The developers of the x264 software today took the first step towards a free software Blu-ray creation toolkit.
The latest version of the x264 software can now produce Blu-ray-compliant video.
With x264?s compression, it?s possible to author Blu-ray disks on DVD9s (dual-layer DVDs) or even DVD5s (single-layer DVDs) with a reasonable level of quality, the x264 team said.
A demo Blu-ray encoded with x264 containing entirely free content is available for download here
. The 2GB disc image, which contains the Open Movie Project's Creative Commons licensed Big Buck Bunny and Elephant's Dream films. The disc is burnable onto an ordinary DVD and playable as Blu-ray disc in most Blu-ray players. It also includes documentary footage with live action content provided by Microsoft.
In accordance with the Blu-ray specifications, the disc image file uses the UDF 2.5 filesystem, which may be incompatible with some older virtual drive and DVD burning applications.
The software supprts BD audio; AC3 audio (aka Dolby Digital), the format used in DVD, is still supported by Blu-ray, and there are many free software AC3 encoders. The primary missing application is a free software Blu-ray authoring tool, to combine the video and audio streams to create a Blu-ray file structure with the menus, chapters, and so forth.
In the meantime, x264 can be used to create streams to be authored using Blu-Print, Scenarist, Encore or other commercial authoring tools.
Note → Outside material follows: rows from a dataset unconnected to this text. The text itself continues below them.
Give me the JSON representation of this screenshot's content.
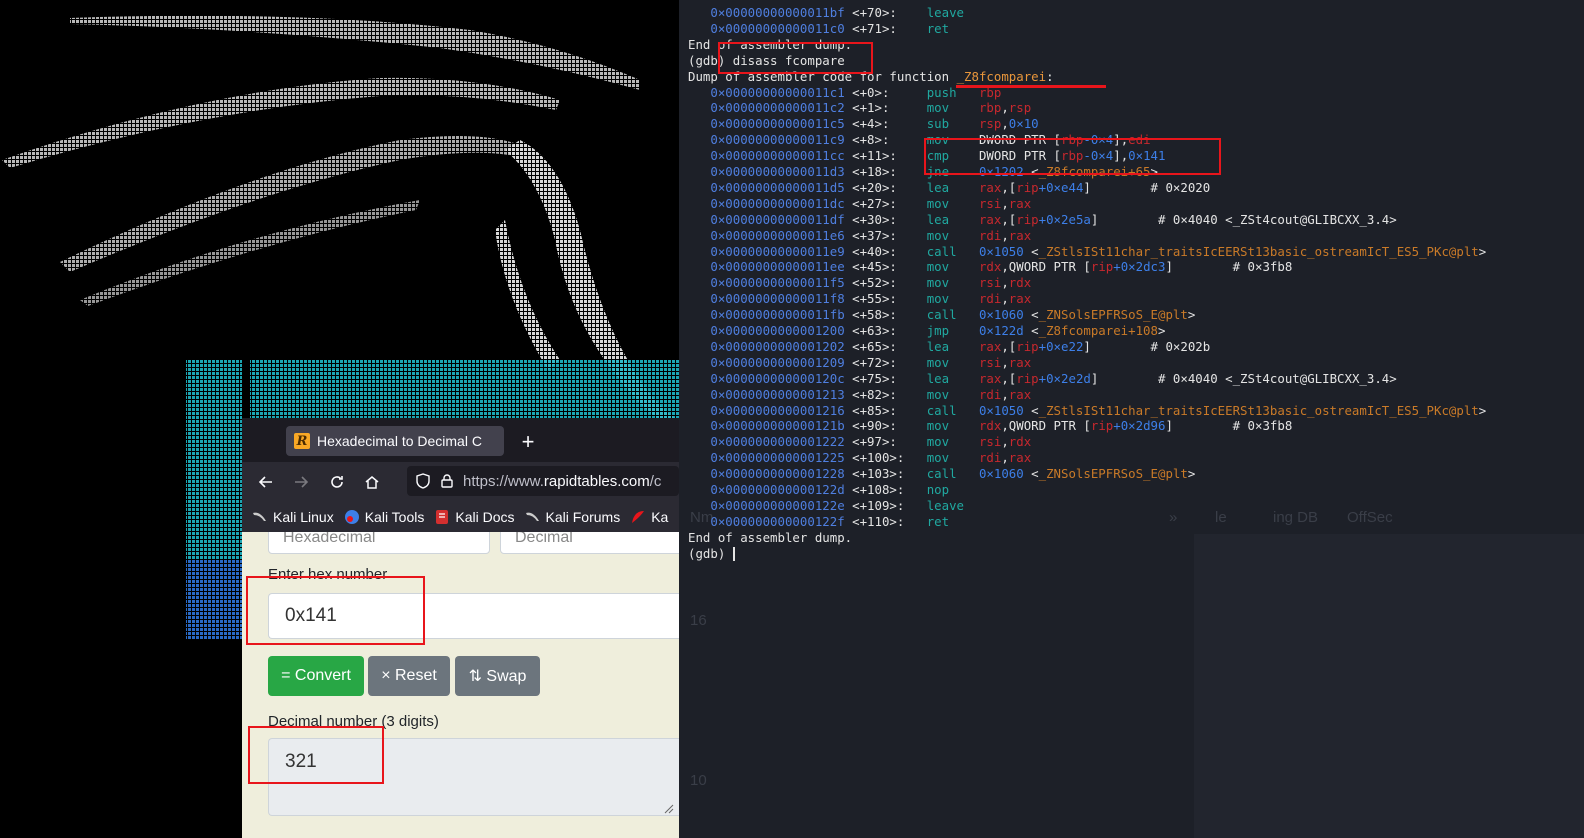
{
  "browser": {
    "tab_title": "Hexadecimal to Decimal C",
    "tab_favicon": "R",
    "new_tab_icon": "+",
    "url_prefix": "https://www.",
    "url_domain": "rapidtables.com",
    "url_rest": "/c",
    "bookmarks": [
      {
        "label": "Kali Linux",
        "icon": "kali-dragon-icon"
      },
      {
        "label": "Kali Tools",
        "icon": "kali-tools-icon"
      },
      {
        "label": "Kali Docs",
        "icon": "kali-docs-icon"
      },
      {
        "label": "Kali Forums",
        "icon": "kali-dragon-icon"
      },
      {
        "label": "Ka",
        "icon": "offsec-icon"
      }
    ]
  },
  "converter": {
    "from_select": "Hexadecimal",
    "to_select": "Decimal",
    "hex_label": "Enter hex number",
    "hex_value": "0x141",
    "convert_label": "= Convert",
    "reset_label": "× Reset",
    "swap_label": "⇅ Swap",
    "decimal_label": "Decimal number (3 digits)",
    "decimal_value": "321"
  },
  "terminal": {
    "ghost_items": {
      "item1": "Nm",
      "item2": "le",
      "item3": "ing DB",
      "item4": "OffSec",
      "item5": "»",
      "num1": "16",
      "num2": "10"
    },
    "lines": [
      [
        [
          "addr",
          "   0×00000000000011bf"
        ],
        [
          "off",
          " <+70>:    "
        ],
        [
          "mn",
          "leave"
        ]
      ],
      [
        [
          "addr",
          "   0×00000000000011c0"
        ],
        [
          "off",
          " <+71>:    "
        ],
        [
          "mn",
          "ret"
        ]
      ],
      [
        [
          "w",
          "End of assembler dump."
        ]
      ],
      [
        [
          "w",
          "(gdb) disass fcompare"
        ]
      ],
      [
        [
          "w",
          "Dump of assembler code for function "
        ],
        [
          "fn",
          "_Z8fcomparei"
        ],
        [
          "w",
          ":"
        ]
      ],
      [
        [
          "addr",
          "   0×00000000000011c1"
        ],
        [
          "off",
          " <+0>:     "
        ],
        [
          "mn",
          "push   "
        ],
        [
          "reg",
          "rbp"
        ]
      ],
      [
        [
          "addr",
          "   0×00000000000011c2"
        ],
        [
          "off",
          " <+1>:     "
        ],
        [
          "mn",
          "mov    "
        ],
        [
          "reg",
          "rbp"
        ],
        [
          "w",
          ","
        ],
        [
          "reg",
          "rsp"
        ]
      ],
      [
        [
          "addr",
          "   0×00000000000011c5"
        ],
        [
          "off",
          " <+4>:     "
        ],
        [
          "mn",
          "sub    "
        ],
        [
          "reg",
          "rsp"
        ],
        [
          "w",
          ","
        ],
        [
          "num",
          "0×10"
        ]
      ],
      [
        [
          "addr",
          "   0×00000000000011c9"
        ],
        [
          "off",
          " <+8>:     "
        ],
        [
          "mn",
          "mov    "
        ],
        [
          "w",
          "DWORD PTR ["
        ],
        [
          "reg",
          "rbp"
        ],
        [
          "num",
          "-0×4"
        ],
        [
          "w",
          "],"
        ],
        [
          "reg",
          "edi"
        ]
      ],
      [
        [
          "addr",
          "   0×00000000000011cc"
        ],
        [
          "off",
          " <+11>:    "
        ],
        [
          "mn",
          "cmp    "
        ],
        [
          "w",
          "DWORD PTR ["
        ],
        [
          "reg",
          "rbp"
        ],
        [
          "num",
          "-0×4"
        ],
        [
          "w",
          "],"
        ],
        [
          "num",
          "0×141"
        ]
      ],
      [
        [
          "addr",
          "   0×00000000000011d3"
        ],
        [
          "off",
          " <+18>:    "
        ],
        [
          "mn",
          "jne    "
        ],
        [
          "num",
          "0×1202 "
        ],
        [
          "w",
          "<"
        ],
        [
          "sym",
          "_Z8fcomparei+65"
        ],
        [
          "w",
          ">"
        ]
      ],
      [
        [
          "addr",
          "   0×00000000000011d5"
        ],
        [
          "off",
          " <+20>:    "
        ],
        [
          "mn",
          "lea    "
        ],
        [
          "reg",
          "rax"
        ],
        [
          "w",
          ",["
        ],
        [
          "reg",
          "rip"
        ],
        [
          "num",
          "+0×e44"
        ],
        [
          "w",
          "]        "
        ],
        [
          "cm",
          "# 0×2020"
        ]
      ],
      [
        [
          "addr",
          "   0×00000000000011dc"
        ],
        [
          "off",
          " <+27>:    "
        ],
        [
          "mn",
          "mov    "
        ],
        [
          "reg",
          "rsi"
        ],
        [
          "w",
          ","
        ],
        [
          "reg",
          "rax"
        ]
      ],
      [
        [
          "addr",
          "   0×00000000000011df"
        ],
        [
          "off",
          " <+30>:    "
        ],
        [
          "mn",
          "lea    "
        ],
        [
          "reg",
          "rax"
        ],
        [
          "w",
          ",["
        ],
        [
          "reg",
          "rip"
        ],
        [
          "num",
          "+0×2e5a"
        ],
        [
          "w",
          "]        "
        ],
        [
          "cm",
          "# 0×4040 <_ZSt4cout@GLIBCXX_3.4>"
        ]
      ],
      [
        [
          "addr",
          "   0×00000000000011e6"
        ],
        [
          "off",
          " <+37>:    "
        ],
        [
          "mn",
          "mov    "
        ],
        [
          "reg",
          "rdi"
        ],
        [
          "w",
          ","
        ],
        [
          "reg",
          "rax"
        ]
      ],
      [
        [
          "addr",
          "   0×00000000000011e9"
        ],
        [
          "off",
          " <+40>:    "
        ],
        [
          "mn",
          "call   "
        ],
        [
          "num",
          "0×1050 "
        ],
        [
          "w",
          "<"
        ],
        [
          "sym",
          "_ZStlsISt11char_traitsIcEERSt13basic_ostreamIcT_ES5_PKc@plt"
        ],
        [
          "w",
          ">"
        ]
      ],
      [
        [
          "addr",
          "   0×00000000000011ee"
        ],
        [
          "off",
          " <+45>:    "
        ],
        [
          "mn",
          "mov    "
        ],
        [
          "reg",
          "rdx"
        ],
        [
          "w",
          ",QWORD PTR ["
        ],
        [
          "reg",
          "rip"
        ],
        [
          "num",
          "+0×2dc3"
        ],
        [
          "w",
          "]        "
        ],
        [
          "cm",
          "# 0×3fb8"
        ]
      ],
      [
        [
          "addr",
          "   0×00000000000011f5"
        ],
        [
          "off",
          " <+52>:    "
        ],
        [
          "mn",
          "mov    "
        ],
        [
          "reg",
          "rsi"
        ],
        [
          "w",
          ","
        ],
        [
          "reg",
          "rdx"
        ]
      ],
      [
        [
          "addr",
          "   0×00000000000011f8"
        ],
        [
          "off",
          " <+55>:    "
        ],
        [
          "mn",
          "mov    "
        ],
        [
          "reg",
          "rdi"
        ],
        [
          "w",
          ","
        ],
        [
          "reg",
          "rax"
        ]
      ],
      [
        [
          "addr",
          "   0×00000000000011fb"
        ],
        [
          "off",
          " <+58>:    "
        ],
        [
          "mn",
          "call   "
        ],
        [
          "num",
          "0×1060 "
        ],
        [
          "w",
          "<"
        ],
        [
          "sym",
          "_ZNSolsEPFRSoS_E@plt"
        ],
        [
          "w",
          ">"
        ]
      ],
      [
        [
          "addr",
          "   0×0000000000001200"
        ],
        [
          "off",
          " <+63>:    "
        ],
        [
          "mn",
          "jmp    "
        ],
        [
          "num",
          "0×122d "
        ],
        [
          "w",
          "<"
        ],
        [
          "sym",
          "_Z8fcomparei+108"
        ],
        [
          "w",
          ">"
        ]
      ],
      [
        [
          "addr",
          "   0×0000000000001202"
        ],
        [
          "off",
          " <+65>:    "
        ],
        [
          "mn",
          "lea    "
        ],
        [
          "reg",
          "rax"
        ],
        [
          "w",
          ",["
        ],
        [
          "reg",
          "rip"
        ],
        [
          "num",
          "+0×e22"
        ],
        [
          "w",
          "]        "
        ],
        [
          "cm",
          "# 0×202b"
        ]
      ],
      [
        [
          "addr",
          "   0×0000000000001209"
        ],
        [
          "off",
          " <+72>:    "
        ],
        [
          "mn",
          "mov    "
        ],
        [
          "reg",
          "rsi"
        ],
        [
          "w",
          ","
        ],
        [
          "reg",
          "rax"
        ]
      ],
      [
        [
          "addr",
          "   0×000000000000120c"
        ],
        [
          "off",
          " <+75>:    "
        ],
        [
          "mn",
          "lea    "
        ],
        [
          "reg",
          "rax"
        ],
        [
          "w",
          ",["
        ],
        [
          "reg",
          "rip"
        ],
        [
          "num",
          "+0×2e2d"
        ],
        [
          "w",
          "]        "
        ],
        [
          "cm",
          "# 0×4040 <_ZSt4cout@GLIBCXX_3.4>"
        ]
      ],
      [
        [
          "addr",
          "   0×0000000000001213"
        ],
        [
          "off",
          " <+82>:    "
        ],
        [
          "mn",
          "mov    "
        ],
        [
          "reg",
          "rdi"
        ],
        [
          "w",
          ","
        ],
        [
          "reg",
          "rax"
        ]
      ],
      [
        [
          "addr",
          "   0×0000000000001216"
        ],
        [
          "off",
          " <+85>:    "
        ],
        [
          "mn",
          "call   "
        ],
        [
          "num",
          "0×1050 "
        ],
        [
          "w",
          "<"
        ],
        [
          "sym",
          "_ZStlsISt11char_traitsIcEERSt13basic_ostreamIcT_ES5_PKc@plt"
        ],
        [
          "w",
          ">"
        ]
      ],
      [
        [
          "addr",
          "   0×000000000000121b"
        ],
        [
          "off",
          " <+90>:    "
        ],
        [
          "mn",
          "mov    "
        ],
        [
          "reg",
          "rdx"
        ],
        [
          "w",
          ",QWORD PTR ["
        ],
        [
          "reg",
          "rip"
        ],
        [
          "num",
          "+0×2d96"
        ],
        [
          "w",
          "]        "
        ],
        [
          "cm",
          "# 0×3fb8"
        ]
      ],
      [
        [
          "addr",
          "   0×0000000000001222"
        ],
        [
          "off",
          " <+97>:    "
        ],
        [
          "mn",
          "mov    "
        ],
        [
          "reg",
          "rsi"
        ],
        [
          "w",
          ","
        ],
        [
          "reg",
          "rdx"
        ]
      ],
      [
        [
          "addr",
          "   0×0000000000001225"
        ],
        [
          "off",
          " <+100>:   "
        ],
        [
          "mn",
          "mov    "
        ],
        [
          "reg",
          "rdi"
        ],
        [
          "w",
          ","
        ],
        [
          "reg",
          "rax"
        ]
      ],
      [
        [
          "addr",
          "   0×0000000000001228"
        ],
        [
          "off",
          " <+103>:   "
        ],
        [
          "mn",
          "call   "
        ],
        [
          "num",
          "0×1060 "
        ],
        [
          "w",
          "<"
        ],
        [
          "sym",
          "_ZNSolsEPFRSoS_E@plt"
        ],
        [
          "w",
          ">"
        ]
      ],
      [
        [
          "addr",
          "   0×000000000000122d"
        ],
        [
          "off",
          " <+108>:   "
        ],
        [
          "mn",
          "nop"
        ]
      ],
      [
        [
          "addr",
          "   0×000000000000122e"
        ],
        [
          "off",
          " <+109>:   "
        ],
        [
          "mn",
          "leave"
        ]
      ],
      [
        [
          "addr",
          "   0×000000000000122f"
        ],
        [
          "off",
          " <+110>:   "
        ],
        [
          "mn",
          "ret"
        ]
      ],
      [
        [
          "w",
          "End of assembler dump."
        ]
      ],
      [
        [
          "w",
          "(gdb) "
        ]
      ]
    ]
  },
  "colors": {
    "annotation": "#e8151b",
    "terminal_bg": "#1d2028",
    "convert_green": "#28a745",
    "secondary_gray": "#6c757d"
  }
}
More detailed documentation on the new Blu-ray support and how to use it can be found in the official commit message. Do keep in mind that you have to export to raw H.264 (not MKV or MP4) or else the buffering information will be slightly incorrect.
In addition, x264 now has native variable-framerate ratecontrol, which makes sure your encodes get a correct target bitrate and proper limiting of maximum bitrate even if the duration of every frame is different and the "framerate" is completely unknown. This helps a lot when encoding from variable-framerate container formats such as FLV and WMV, along with variable-framerate content such as anime.
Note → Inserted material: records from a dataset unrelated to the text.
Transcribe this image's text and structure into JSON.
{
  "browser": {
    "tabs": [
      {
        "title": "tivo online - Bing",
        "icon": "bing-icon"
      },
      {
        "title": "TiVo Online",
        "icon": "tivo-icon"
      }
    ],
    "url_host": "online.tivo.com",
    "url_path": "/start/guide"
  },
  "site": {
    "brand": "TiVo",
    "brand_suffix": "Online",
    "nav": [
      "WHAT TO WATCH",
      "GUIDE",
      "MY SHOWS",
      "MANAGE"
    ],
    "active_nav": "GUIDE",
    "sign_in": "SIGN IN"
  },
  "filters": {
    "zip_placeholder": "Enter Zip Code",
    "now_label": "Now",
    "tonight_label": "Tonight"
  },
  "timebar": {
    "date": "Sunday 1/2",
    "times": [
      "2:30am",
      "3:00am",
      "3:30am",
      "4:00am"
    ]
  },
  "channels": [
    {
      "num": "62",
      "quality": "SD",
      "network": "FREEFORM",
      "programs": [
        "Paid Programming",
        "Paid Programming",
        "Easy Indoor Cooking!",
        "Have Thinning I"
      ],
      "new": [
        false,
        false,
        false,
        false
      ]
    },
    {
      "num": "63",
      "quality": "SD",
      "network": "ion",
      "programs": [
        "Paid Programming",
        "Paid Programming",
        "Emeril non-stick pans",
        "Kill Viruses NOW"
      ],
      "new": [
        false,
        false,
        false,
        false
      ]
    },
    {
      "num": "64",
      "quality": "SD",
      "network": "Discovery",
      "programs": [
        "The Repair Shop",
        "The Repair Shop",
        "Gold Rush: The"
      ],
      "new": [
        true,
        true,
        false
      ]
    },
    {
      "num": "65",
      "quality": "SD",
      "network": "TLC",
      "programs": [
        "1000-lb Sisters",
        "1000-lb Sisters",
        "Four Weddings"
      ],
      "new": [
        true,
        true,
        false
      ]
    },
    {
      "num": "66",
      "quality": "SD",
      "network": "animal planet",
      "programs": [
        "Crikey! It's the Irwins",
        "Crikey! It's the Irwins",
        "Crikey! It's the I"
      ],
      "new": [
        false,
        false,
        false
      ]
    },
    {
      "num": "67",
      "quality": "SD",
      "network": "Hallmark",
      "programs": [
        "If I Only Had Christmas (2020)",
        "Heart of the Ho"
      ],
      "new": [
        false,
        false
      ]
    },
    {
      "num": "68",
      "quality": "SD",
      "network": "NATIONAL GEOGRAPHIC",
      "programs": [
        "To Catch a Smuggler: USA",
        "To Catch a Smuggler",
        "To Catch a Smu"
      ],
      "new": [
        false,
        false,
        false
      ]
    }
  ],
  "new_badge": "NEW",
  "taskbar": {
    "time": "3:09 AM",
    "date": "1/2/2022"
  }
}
The software also now supports pulldown (telecine) in much the same fashion as it is handled in MPEG-2. The calling application can pass in flags representing how to display a frame, allowing easy transcoding from MPEG-2 sources with pulldown, such as broadcast television. The x264 commandline app contains some examples of these (such as the common 3:2 pulldown pattern).
x264 also exports HRD timing information, which is critical for compliant transport stream muxing. There is currently an active project to write a fully DVB-compatible free software TS muxer that will be able to interface with x264 for a seamless free software broadcast system. It will likely also be possible to repurpose this muxer as part of a free software Blu-ray authoring package.